The team played under two coaches, between Randy Carlyle and Bob Murray, goaltender John Gibson missed time with an injury. To make matters worse, coaches consistently played Ryan Kesler who was a shell of his Selke Trophy-winning self until his season finally ended in March due to his nagging hip injury.
Last season was brutal for multiple reasons, so it’s not a surprise that the Ducks gave up so many goals. That shouldn’t be the case this season, but it might happen. The Ducks are on pace to give up a staggering 259 goals. That would be the second-worst mark in franchise history behind the 1997-98 Mighty Ducks, who won 26 games.
I know goal-scoring is up this season, and I know the Ducks are ranked in the middle of the NHL in goals against, but it’s still a big deal. When you have Gibson in goal and Ryan Miller backing him up, and you’re still giving up that many goals, there is a major problem.
Maybe it’s a result of Murray’s struggles to acquire another difference-making defenseman, maybe Gibson is having a bad year, and Miller is aging. Or maybe it’s the coach.
Can Dallas Eakins Improve His Reputation for Coaching Team Defense?
Dallas Eakins is slowly turning this big, slow, ocean liner of a team toward having a modern-day NHL offense and he’s employing a much more exciting style than his predecessors. But, people questioned his defensive acumen during his stint as the Edmonton Oilers head coach and last season’s San Diego Gulls team exhibited the same inability to keep pucks out of their net as the Ducks are currently. (from ‘”My bad.” Edmonton Oilers coach Dallas Eakins admits a mistake with “swarm,” tries to correct it.,’ Edmonton Journal, 10/31/2013)
Are these defensive issues a deeper problem that comes along with Eakins behind the bench? The Ducks better hope not.
With Manson and Hampus Lindholm back from injury and hopefully able to avoid them the rest of this season and Erik Gudbranson playing well, the Ducks should improve on defense, especially in front of their own goal. That has been an issue of late.
If the Ducks can squeak under last season’s goals-against total, or at least get close to it, then it might show Eakins’ teams can improve on defense. If not, look out.
Though this season isn’t about making the playoffs, the Ducks should try to meet and exceed these goals to show that they are genuinely improving. Finishing at NHL .500, scoring more goals than last season, and minimizing goals against compared to last season would all show the team is getting better.

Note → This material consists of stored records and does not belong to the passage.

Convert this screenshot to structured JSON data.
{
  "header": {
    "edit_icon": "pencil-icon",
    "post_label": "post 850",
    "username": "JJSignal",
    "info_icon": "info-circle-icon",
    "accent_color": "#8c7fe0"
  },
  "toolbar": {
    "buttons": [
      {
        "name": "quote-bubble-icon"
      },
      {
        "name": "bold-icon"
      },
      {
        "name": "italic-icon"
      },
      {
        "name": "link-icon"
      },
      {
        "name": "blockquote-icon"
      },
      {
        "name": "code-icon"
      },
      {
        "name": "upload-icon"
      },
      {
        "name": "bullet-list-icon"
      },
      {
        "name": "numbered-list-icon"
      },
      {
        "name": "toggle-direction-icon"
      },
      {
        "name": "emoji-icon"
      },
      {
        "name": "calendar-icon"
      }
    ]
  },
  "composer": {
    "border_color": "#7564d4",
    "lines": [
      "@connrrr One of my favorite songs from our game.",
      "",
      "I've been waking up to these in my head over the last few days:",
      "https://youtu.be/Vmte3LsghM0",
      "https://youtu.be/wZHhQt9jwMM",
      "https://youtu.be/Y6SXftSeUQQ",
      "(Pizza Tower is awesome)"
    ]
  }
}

For more on the Ducks defensive woes, tune in to the newest episode of the Flying V Anaheim Ducks Podcast!